Take Care of Yourself After Birth

Pay Attention to Your Body, and Don’t Be Afraid to Ask for Help

Take care of yourself after birth

"For a new mother, self-care should be as much of a priority as taking care of her baby,” says Michael Straker, MD, Chairman of the Department of Obstetrics and Gynecology at Clara Maass Medical Center (CMMC). “As a new mother, you have to be a strong advocate for your own health.” Here, he shares his best advice for new moms.

Eat Well and Stay Hydrated

After birth, your body has gone through many changes and needs good nutrition more than ever. That means a balanced diet with whole grains, vegetables, fruits, low-fat dairy products and lean protein such as that found in fish, beans, chicken breast and tofu. Drink extra fluids if you’re breastfeeding; keep a pitcher of water handy beside your breastfeeding chair or bed.

Have a Support System

Avoid isolation. Be sure to make time to talk to your friends and family via video chat or a phone call, Dr. Straker says.

What about having people over to help? “In your home, you get to set your own boundaries,” he advises. “If you’re not comfortable having Aunt Minnie come over, then Aunt Minnie has to respect that. However, if you know that someone has been adhering to all the best safety guidelines for COVID-19 and you would like that person to visit or to help you, that is your choice.”

Pay special attention to these symptoms:

  • Headaches that don’t go away with over-the-counter medicine, spots before the eyes, swelling of hands or face, or abnormal weight gain. These could be signs of preeclampsia, a serious blood pressure disorder
  • Abnormal bleeding. “If you need to change your sanitary napkin several times a night, or get up and have heavy vaginal bleeding, contact your doctor,” says Dr. Straker.
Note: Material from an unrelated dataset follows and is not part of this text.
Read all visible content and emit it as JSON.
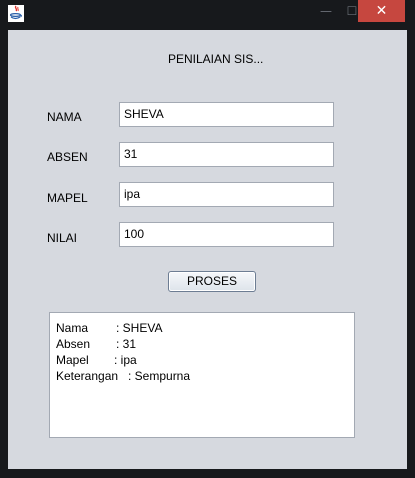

Postpartum hemorrhage is uncommon, but it can lead to a dangerous drop in blood pressure.
  • Intense depression or anxiety, or a fear that you might harm the baby or yourself. Perinatal mood and anxiety disorders (PMAD), sometimes called postpartum depression, affect one in five new mothers, but they are temporary and treatable. CMMC offers virtual support groups for PMAD.
Michael Straker, MD
Michael Straker, MD

Speak Up and Take Action

“If you’re worried about the way you feel, do not let anyone dismiss your pain or other symptoms as insignificant or ‘typical’ for a new mother,” says Dr. Straker. “Nobody knows your body better than you.”

Don’t hesitate to call your OB/GYN with concerns, he advises. For non-urgent matters, CMMC offers a “Warm Line:” (973) 450-2868. You can leave a message and get a return call the next business day.

Searching online carries a risk of getting the wrong health information, but Dr. Straker says new parents can trust the patient FAQs material at the website of the American College of Obstetricians and Gynecologists (www.acog.org).

By all means, if you feel you need to go to the Emergency Department, go.

“Don’t put off going to the hospital because of fear of COVID-19,” says Dr. Straker. “CMMC has taken every precaution to ensure the safety of patients and staff.”

To learn more, visit Maternity Services at Clara Maass Medical Center.